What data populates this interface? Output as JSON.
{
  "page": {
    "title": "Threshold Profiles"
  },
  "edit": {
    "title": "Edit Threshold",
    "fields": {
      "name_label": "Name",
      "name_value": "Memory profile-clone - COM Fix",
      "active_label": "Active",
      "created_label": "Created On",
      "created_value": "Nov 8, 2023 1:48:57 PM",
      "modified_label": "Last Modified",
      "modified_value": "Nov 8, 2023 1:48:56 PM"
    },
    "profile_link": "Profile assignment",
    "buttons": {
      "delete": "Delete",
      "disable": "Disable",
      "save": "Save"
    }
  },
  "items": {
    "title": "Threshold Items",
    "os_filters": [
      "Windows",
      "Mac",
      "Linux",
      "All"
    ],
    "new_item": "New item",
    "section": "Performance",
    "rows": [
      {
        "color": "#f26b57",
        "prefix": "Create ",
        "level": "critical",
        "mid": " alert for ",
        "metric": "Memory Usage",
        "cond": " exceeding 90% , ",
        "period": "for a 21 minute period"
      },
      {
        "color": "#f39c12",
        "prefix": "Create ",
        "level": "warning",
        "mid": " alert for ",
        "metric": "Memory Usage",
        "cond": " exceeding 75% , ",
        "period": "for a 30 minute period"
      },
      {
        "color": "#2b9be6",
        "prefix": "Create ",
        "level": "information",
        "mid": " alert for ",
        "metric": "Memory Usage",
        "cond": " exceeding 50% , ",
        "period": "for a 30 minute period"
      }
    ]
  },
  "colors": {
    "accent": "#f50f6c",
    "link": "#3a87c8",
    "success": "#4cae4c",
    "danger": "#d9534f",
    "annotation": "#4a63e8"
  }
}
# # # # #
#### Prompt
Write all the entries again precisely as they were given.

#### Output for this exercise
What data populates this interface? Output as JSON.
{
  "page": {
    "title": "Threshold Profiles"
  },
  "edit": {
    "title": "Edit Threshold",
    "fields": {
      "name_label": "Name",
      "name_value": "Memory profile-clone - COM Fix",
      "active_label": "Active",
      "created_label": "Created On",
      "created_value": "Nov 8, 2023 1:48:57 PM",
      "modified_label": "Last Modified",
      "modified_value": "Nov 8, 2023 1:48:56 PM"
    },
    "profile_link": "Profile assignment",
    "buttons": {
      "delete": "Delete",
      "disable": "Disable",
      "save": "Save"
    }
  },
  "items": {
    "title": "Threshold Items",
    "os_filters": [
      "Windows",
      "Mac",
      "Linux",
      "All"
    ],
    "new_item": "New item",
    "section": "Performance",
    "rows": [
      {
        "color": "#f26b57",
        "prefix": "Create ",
        "level": "critical",
        "mid": " alert for ",
        "metric": "Memory Usage",
        "cond": " exceeding 90% , ",
        "period": "for a 21 minute period"
      },
      {
        "color": "#f39c12",
        "prefix": "Create ",
        "level": "warning",
        "mid": " alert for ",
        "metric": "Memory Usage",
        "cond": " exceeding 75% , ",
        "period": "for a 30 minute period"
      },
      {
        "color": "#2b9be6",
        "prefix": "Create ",
        "level": "information",
        "mid": " alert for ",
        "metric": "Memory Usage",
        "cond": " exceeding 50% , ",
        "period": "for a 30 minute period"
      }
    ]
  },
  "colors": {
    "accent": "#f50f6c",
    "link": "#3a87c8",
    "success": "#4cae4c",
    "danger": "#d9534f",
    "annotation": "#4a63e8"
  }
}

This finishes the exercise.